Wednesday, October 5, 2011
This is one of my favorite fountain pens that took some time to find, mostly because I was looking for the Azure (blue) color in a slim profile. The Parker Vacumatic comes in a lot of shapes and sizes: Major, Junior, Debutante, Sub-Deb, and whatever else.
Mine seems to be a late model (1941-1945) plastic filler sub-debutante, a smaller model than the Debutante and measuring 4 9/16 inches capped (from nib tip to end it's 4.25 inches, and capped it's 5.25 inches). This plunger system, made of celluloid, was used in response to the lack of materials during war time. It's smaller in diameter than it's metal predecessors, with a button end.

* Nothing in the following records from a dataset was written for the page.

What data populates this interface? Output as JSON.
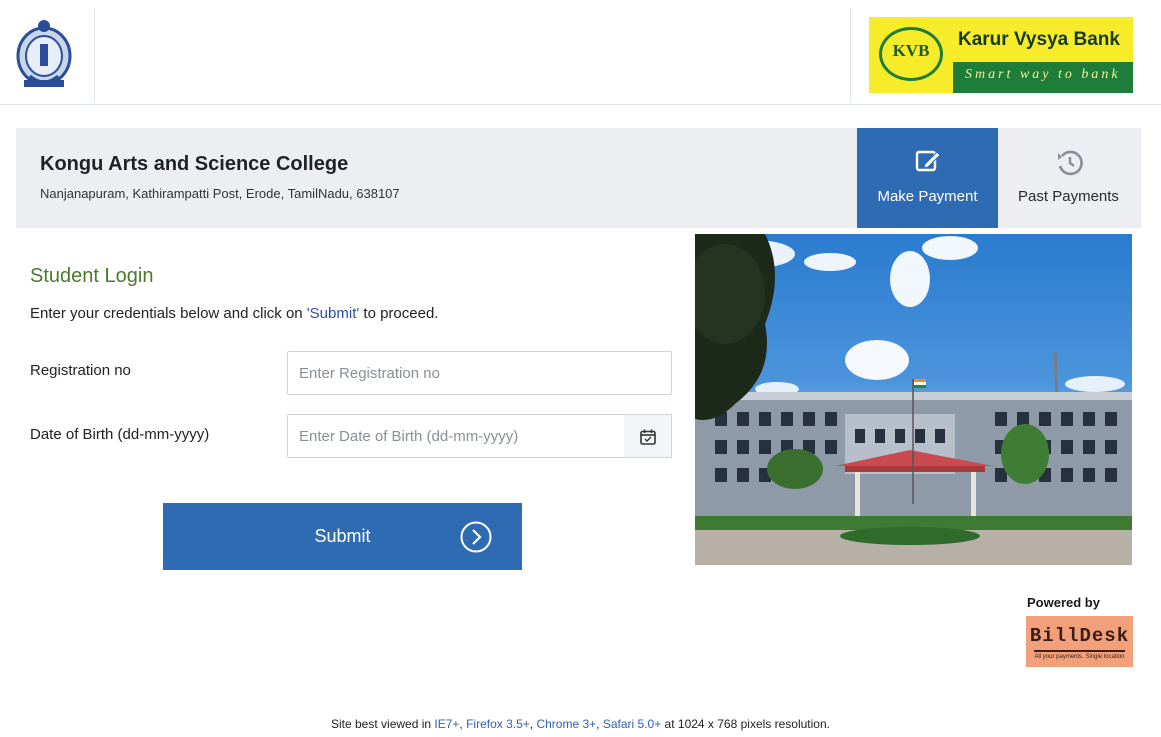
{
  "header": {
    "bank_logo": {
      "abbr": "KVB",
      "name": "Karur Vysya Bank",
      "tagline": "Smart way to bank"
    }
  },
  "college": {
    "name": "Kongu Arts and Science College",
    "address": "Nanjanapuram, Kathirampatti Post, Erode, TamilNadu, 638107"
  },
  "nav": {
    "make_payment": "Make Payment",
    "past_payments": "Past Payments"
  },
  "login": {
    "title": "Student Login",
    "instruction_before": "Enter your credentials below and click on ",
    "instruction_link": "'Submit'",
    "instruction_after": " to proceed.",
    "registration_label": "Registration no",
    "registration_placeholder": "Enter Registration no",
    "registration_value": "",
    "dob_label": "Date of Birth (dd-mm-yyyy)",
    "dob_placeholder": "Enter Date of Birth (dd-mm-yyyy)",
    "dob_value": "",
    "submit_label": "Submit"
  },
  "powered": {
    "label": "Powered by",
    "brand": "BillDesk",
    "brand_tagline": "All your payments. Single location"
  },
  "footer": {
    "prefix": "Site best viewed in ",
    "browsers": [
      "IE7+",
      "Firefox 3.5+",
      "Chrome 3+",
      "Safari 5.0+"
    ],
    "suffix": " at 1024 x 768 pixels resolution."
  },
  "colors": {
    "primary_blue": "#2f6bb2",
    "login_title_green": "#4b7a2c",
    "kvb_yellow": "#f7ec2a",
    "kvb_green": "#1f7d3a",
    "billdesk_orange": "#f2a07a"
  },
  "icons": {
    "college_emblem": "college-emblem-icon",
    "make_payment": "edit-icon",
    "past_payments": "history-icon",
    "calendar": "calendar-icon",
    "submit_arrow": "arrow-right-circle-icon"
  }
}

This is a small pen but a bit larger than vest pocket size, likely meant to fit into a handbag or perhaps into a shirt pocket. The nib looks like it's a fine point, and one of the smoothest writers I've got (all of my vintage pens have fantastically smooth-writing nibs, while my modern pens seem to be temperamental).
From what I've seen, the transparency is okay (I have to hold it up to the light to see through it) while the imprint (Parker Parker Vacumatic USA Pat) is clear and fairly deep.
What's interesting to me is the clip, which is a non-blue diamond that came about in 1947. Reading around I've learned that the blue enamel on the diamond at the top of the clip indicates a lifetime guarantee. The nib simply says Parker and the arrow has 5 feathers to it (some nibs have 8).
Next to my Parker Sonnet you can really see the size difference, both length and diameter. The jeweled tassie on the cap adds a nice touch, while the blind cap at the end (the part over the filler) is plain and sleekly curved. I like the profile of this pen, and the single gold-filled band just gives it a touch of sparkle.